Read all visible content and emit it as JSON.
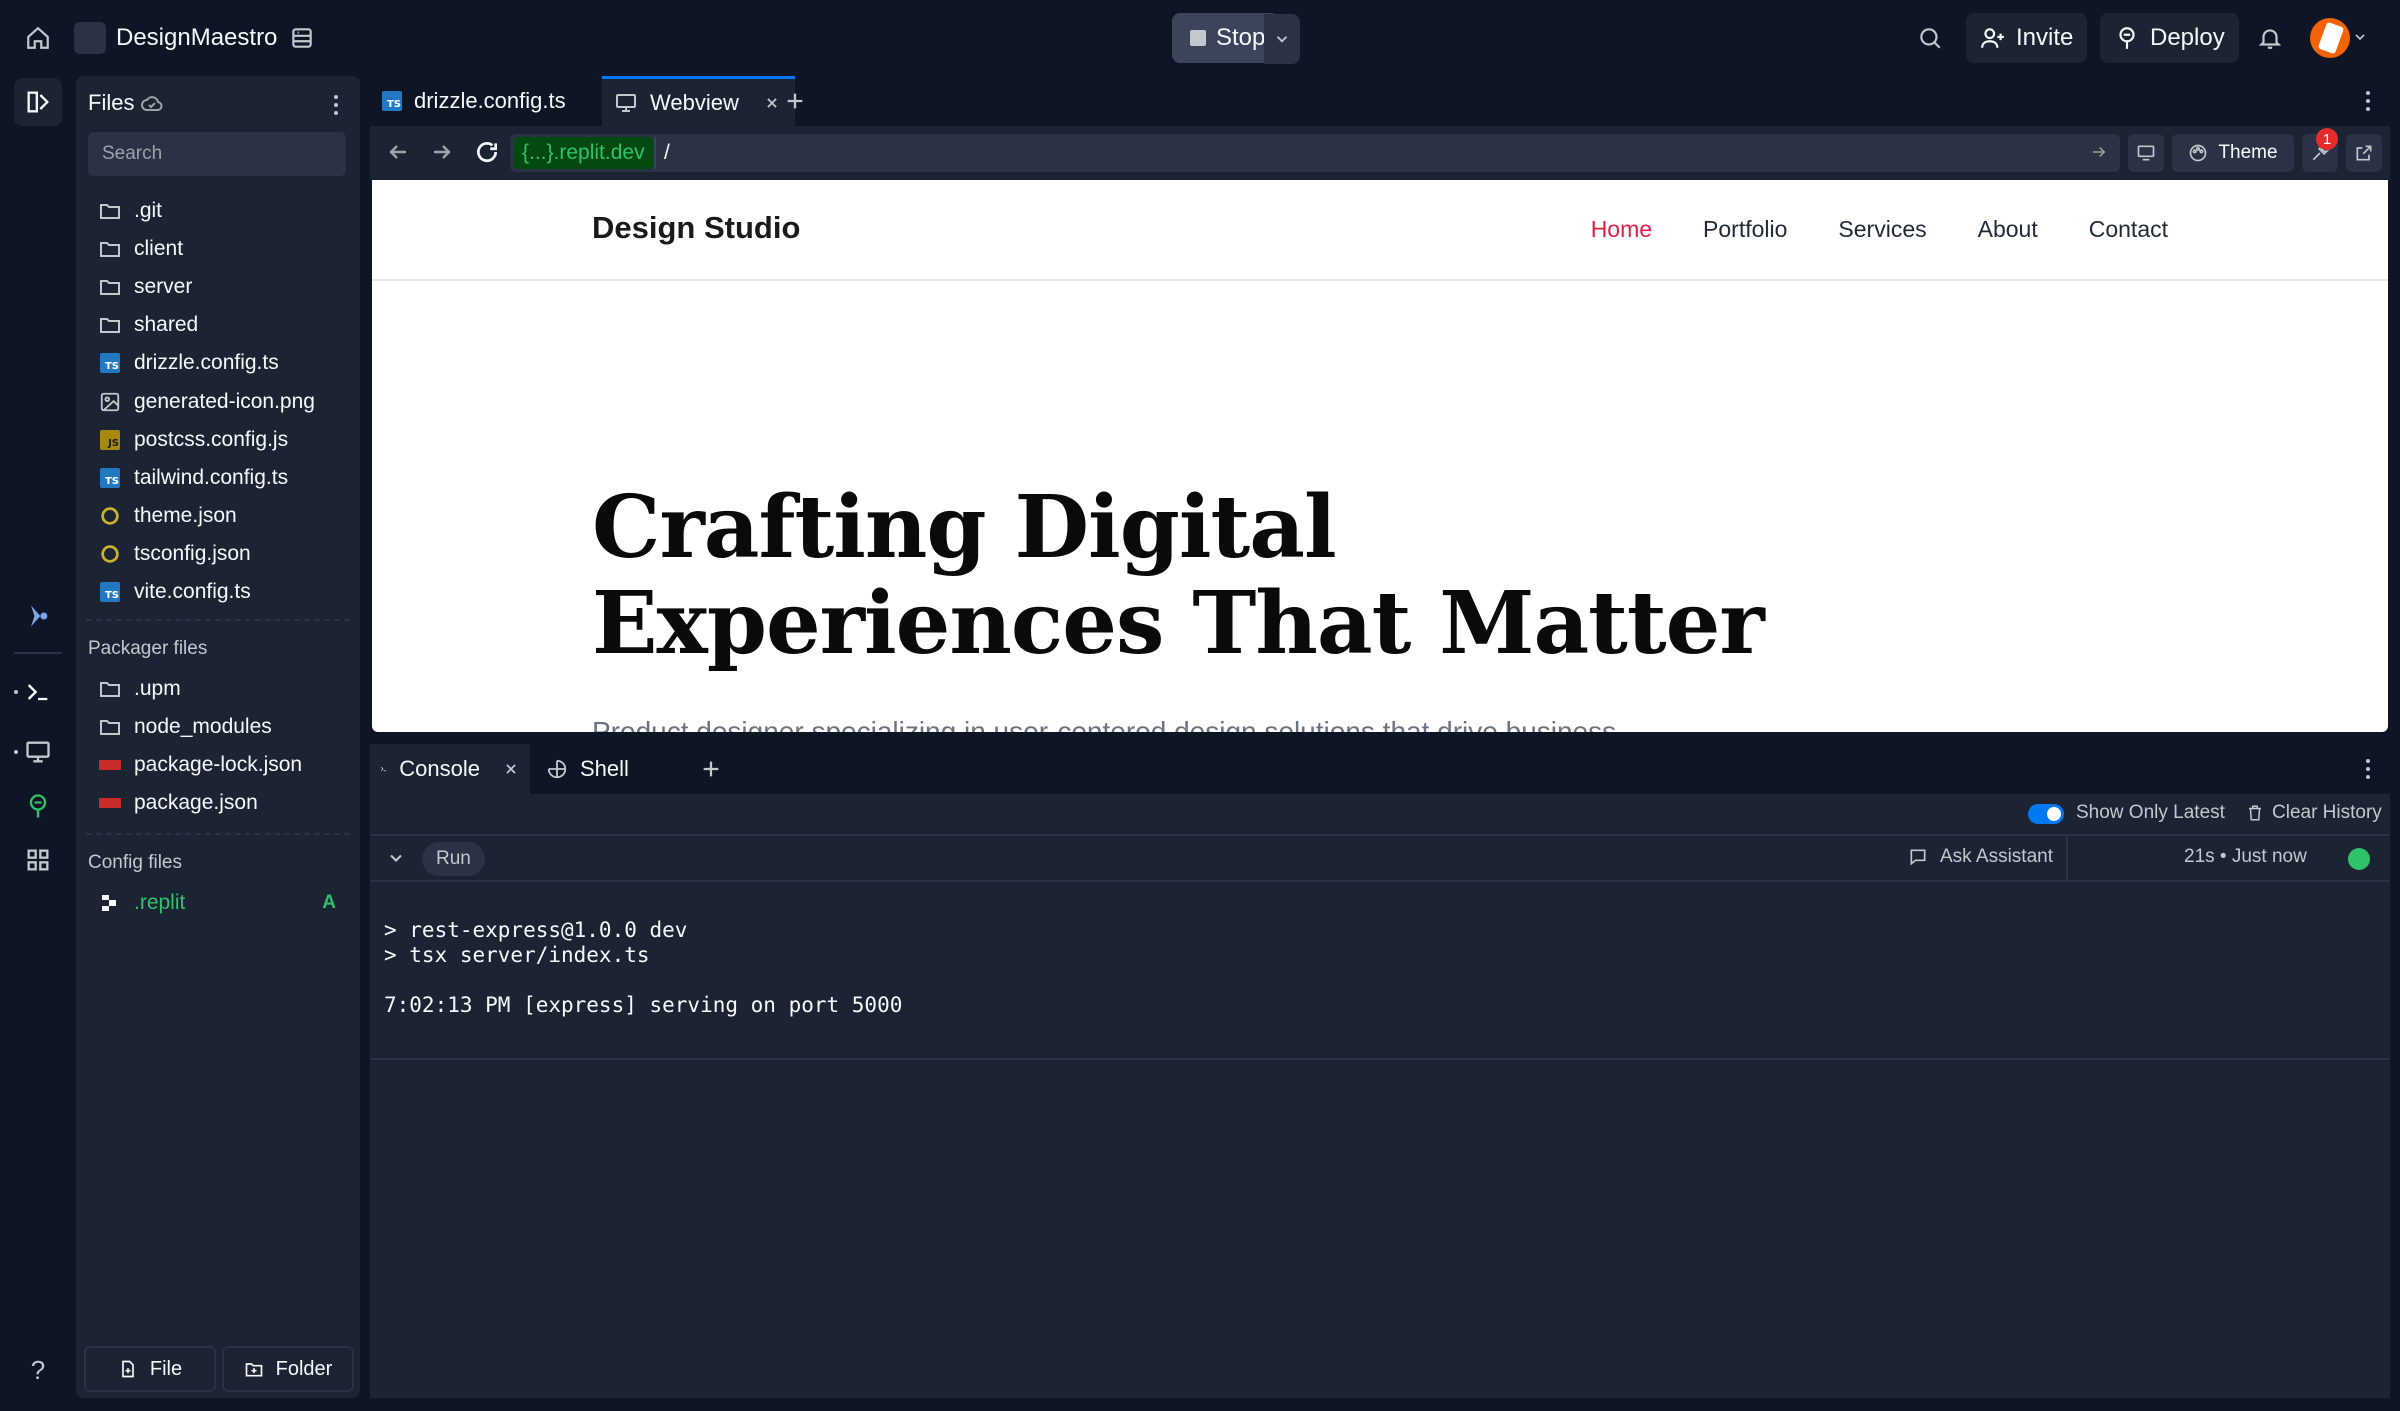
{
  "app": {
    "project_name": "DesignMaestro",
    "stop_label": "Stop",
    "invite_label": "Invite",
    "deploy_label": "Deploy",
    "notification_count": "1"
  },
  "files_panel": {
    "title": "Files",
    "search_placeholder": "Search",
    "files": [
      {
        "name": ".git",
        "icon": "folder-icon"
      },
      {
        "name": "client",
        "icon": "folder-icon"
      },
      {
        "name": "server",
        "icon": "folder-icon"
      },
      {
        "name": "shared",
        "icon": "folder-icon"
      },
      {
        "name": "drizzle.config.ts",
        "icon": "ts-file-icon"
      },
      {
        "name": "generated-icon.png",
        "icon": "image-file-icon"
      },
      {
        "name": "postcss.config.js",
        "icon": "js-file-icon"
      },
      {
        "name": "tailwind.config.ts",
        "icon": "ts-file-icon"
      },
      {
        "name": "theme.json",
        "icon": "json-file-icon"
      },
      {
        "name": "tsconfig.json",
        "icon": "json-file-icon"
      },
      {
        "name": "vite.config.ts",
        "icon": "ts-file-icon"
      }
    ],
    "packager_label": "Packager files",
    "packager_files": [
      {
        "name": ".upm",
        "icon": "folder-icon"
      },
      {
        "name": "node_modules",
        "icon": "folder-icon"
      },
      {
        "name": "package-lock.json",
        "icon": "npm-file-icon"
      },
      {
        "name": "package.json",
        "icon": "npm-file-icon"
      }
    ],
    "config_label": "Config files",
    "config_file": ".replit",
    "config_file_status": "A",
    "new_file_label": "File",
    "new_folder_label": "Folder"
  },
  "editor_tabs": {
    "tab1": "drizzle.config.ts",
    "tab2": "Webview"
  },
  "webview_bar": {
    "domain": "{...}.replit.dev",
    "path": "/",
    "theme_label": "Theme"
  },
  "site": {
    "brand": "Design Studio",
    "nav": [
      "Home",
      "Portfolio",
      "Services",
      "About",
      "Contact"
    ],
    "hero_line1": "Crafting Digital",
    "hero_line2": "Experiences That Matter",
    "hero_sub": "Product designer specializing in user-centered design solutions that drive business"
  },
  "console": {
    "tab_console": "Console",
    "tab_shell": "Shell",
    "show_only_latest": "Show Only Latest",
    "clear_history": "Clear History",
    "run_label": "Run",
    "ask_assistant": "Ask Assistant",
    "timing": "21s • Just now",
    "lines": [
      "> rest-express@1.0.0 dev",
      "> tsx server/index.ts",
      "",
      "7:02:13 PM [express] serving on port 5000"
    ]
  },
  "colors": {
    "bg": "#0e1525",
    "panel": "#1c2333",
    "accent_green": "#2fc26b",
    "nav_active": "#e11d48",
    "toggle_blue": "#0079f2"
  }
}
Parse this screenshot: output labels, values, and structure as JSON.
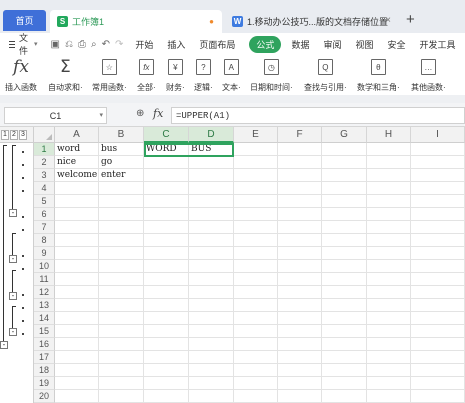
{
  "tabs": {
    "home_label": "首页",
    "active": {
      "icon": "S",
      "label": "工作簿1"
    },
    "other": {
      "icon": "W",
      "label": "1.移动办公技巧...版的文档存储位置"
    },
    "add": "+"
  },
  "menubar": {
    "file_label": "文件",
    "items": [
      {
        "label": "开始",
        "active": false
      },
      {
        "label": "插入",
        "active": false
      },
      {
        "label": "页面布局",
        "active": false
      },
      {
        "label": "公式",
        "active": true
      },
      {
        "label": "数据",
        "active": false
      },
      {
        "label": "审阅",
        "active": false
      },
      {
        "label": "视图",
        "active": false
      },
      {
        "label": "安全",
        "active": false
      },
      {
        "label": "开发工具",
        "active": false
      }
    ]
  },
  "ribbon": {
    "buttons": [
      {
        "icon": "fx",
        "label": "插入函数"
      },
      {
        "icon": "Σ",
        "label": "自动求和·"
      },
      {
        "icon": "☆",
        "label": "常用函数·"
      },
      {
        "icon": "fx",
        "label": "全部·"
      },
      {
        "icon": "¥",
        "label": "财务·"
      },
      {
        "icon": "?",
        "label": "逻辑·"
      },
      {
        "icon": "A",
        "label": "文本·"
      },
      {
        "icon": "◷",
        "label": "日期和时间·"
      },
      {
        "icon": "Q",
        "label": "查找与引用·"
      },
      {
        "icon": "θ",
        "label": "数学和三角·"
      },
      {
        "icon": "…",
        "label": "其他函数·"
      }
    ]
  },
  "formula_bar": {
    "name_box": "C1",
    "fx": "fx",
    "formula": "=UPPER(A1)"
  },
  "grid": {
    "outline_levels": [
      "1",
      "2",
      "3"
    ],
    "columns": [
      "A",
      "B",
      "C",
      "D",
      "E",
      "F",
      "G",
      "H",
      "I"
    ],
    "rows": [
      "1",
      "2",
      "3",
      "4",
      "5",
      "6",
      "7",
      "8",
      "9",
      "10",
      "11",
      "12",
      "13",
      "14",
      "15",
      "16",
      "17",
      "18",
      "19",
      "20"
    ],
    "cells": {
      "A1": "word",
      "B1": "bus",
      "C1": "WORD",
      "D1": "BUS",
      "A2": "nice",
      "B2": "go",
      "A3": "welcome",
      "B3": "enter"
    },
    "selected_range": "C1:D1"
  }
}
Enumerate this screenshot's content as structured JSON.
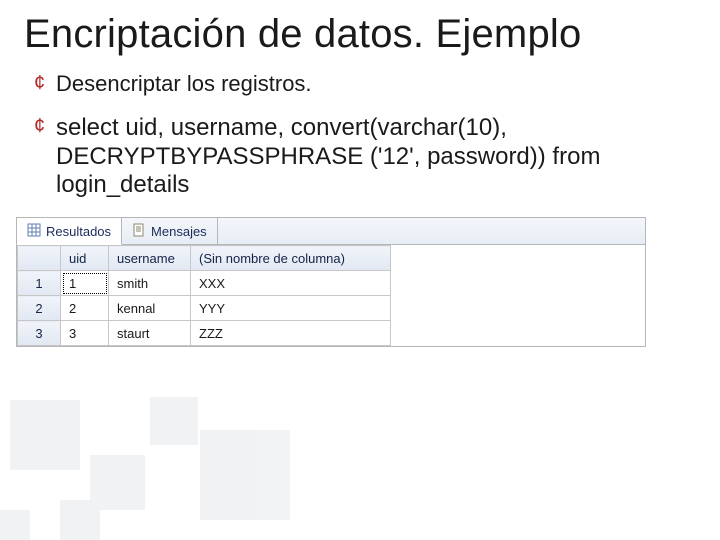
{
  "title": "Encriptación de datos. Ejemplo",
  "bullets": {
    "b1": "Desencriptar los registros.",
    "b2": "select uid, username, convert(varchar(10), DECRYPTBYPASSPHRASE ('12', password)) from login_details"
  },
  "tabs": {
    "results_label": "Resultados",
    "messages_label": "Mensajes"
  },
  "grid": {
    "headers": {
      "uid": "uid",
      "username": "username",
      "col3": "(Sin nombre de columna)"
    },
    "rows": [
      {
        "idx": "1",
        "uid": "1",
        "username": "smith",
        "col3": "XXX"
      },
      {
        "idx": "2",
        "uid": "2",
        "username": "kennal",
        "col3": "YYY"
      },
      {
        "idx": "3",
        "uid": "3",
        "username": "staurt",
        "col3": "ZZZ"
      }
    ]
  }
}
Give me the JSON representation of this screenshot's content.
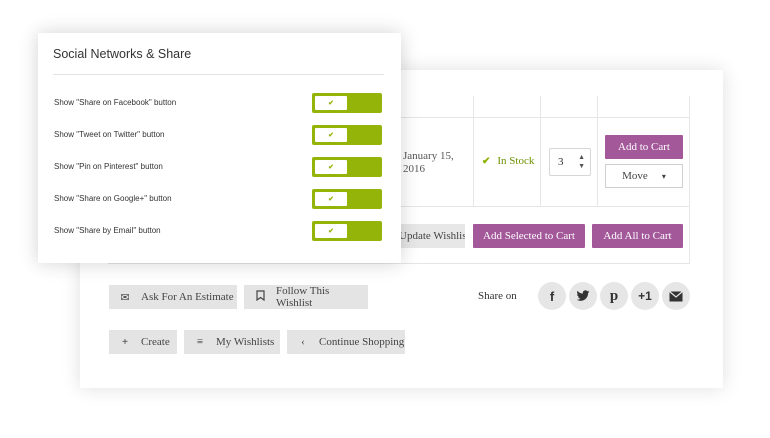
{
  "panel": {
    "title": "Social Networks & Share",
    "options": [
      {
        "label": "Show \"Share on Facebook\" button",
        "enabled": true
      },
      {
        "label": "Show \"Tweet on Twitter\" button",
        "enabled": true
      },
      {
        "label": "Show \"Pin on Pinterest\" button",
        "enabled": true
      },
      {
        "label": "Show \"Share on Google+\" button",
        "enabled": true
      },
      {
        "label": "Show \"Share by Email\" button",
        "enabled": true
      }
    ],
    "toggle_check": "✔"
  },
  "table": {
    "date": "January 15, 2016",
    "stock_icon": "✔",
    "stock_text": "In Stock",
    "quantity": "3",
    "add_to_cart": "Add to Cart",
    "move_label": "Move",
    "move_chevron": "⌄"
  },
  "actions": {
    "update_wishlist": "Update Wishlist",
    "add_selected": "Add Selected to Cart",
    "add_all": "Add All to Cart",
    "ask_estimate": "Ask For An Estimate",
    "follow": "Follow This Wishlist",
    "share_on": "Share on",
    "create": "Create",
    "my_wishlists": "My Wishlists",
    "continue_shopping": "Continue Shopping"
  },
  "social": [
    {
      "name": "facebook-icon",
      "glyph": "f"
    },
    {
      "name": "twitter-icon",
      "glyph": "🐦"
    },
    {
      "name": "pinterest-icon",
      "glyph": "p"
    },
    {
      "name": "google-plus-icon",
      "glyph": "+1"
    },
    {
      "name": "email-icon",
      "glyph": "✉"
    }
  ],
  "colors": {
    "accent_purple": "#a3589a",
    "toggle_green": "#95b40a",
    "stock_green": "#6c8e00"
  }
}
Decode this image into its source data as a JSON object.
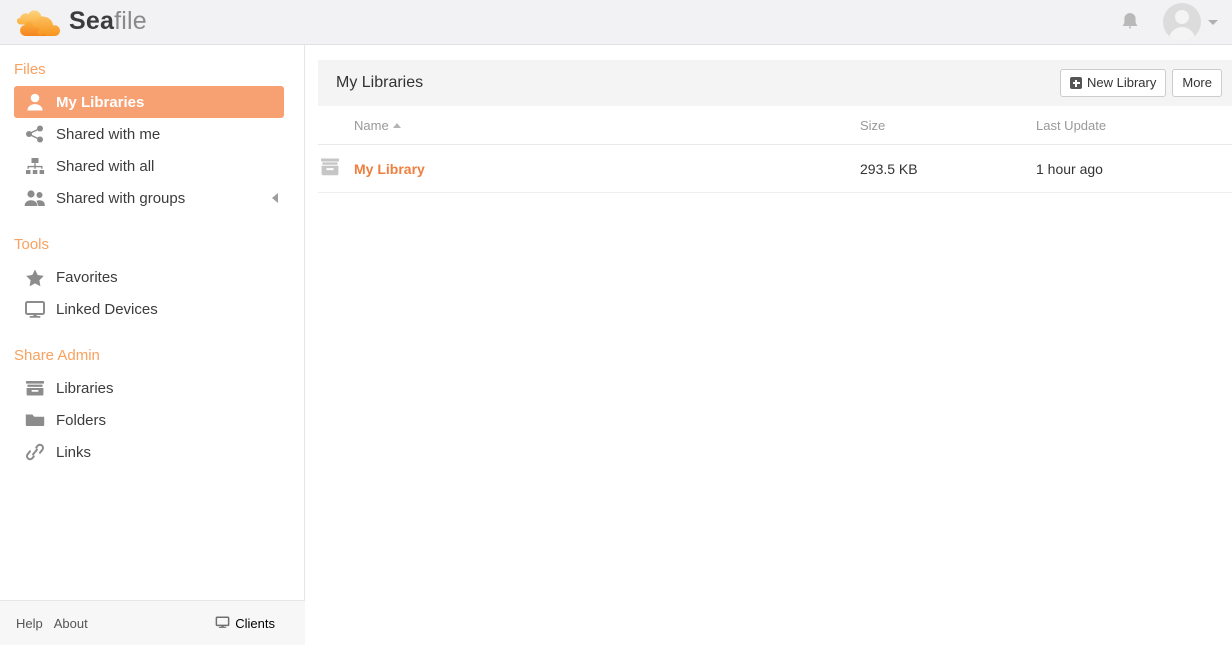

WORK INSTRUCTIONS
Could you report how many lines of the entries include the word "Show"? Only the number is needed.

RESPONSE AREA
6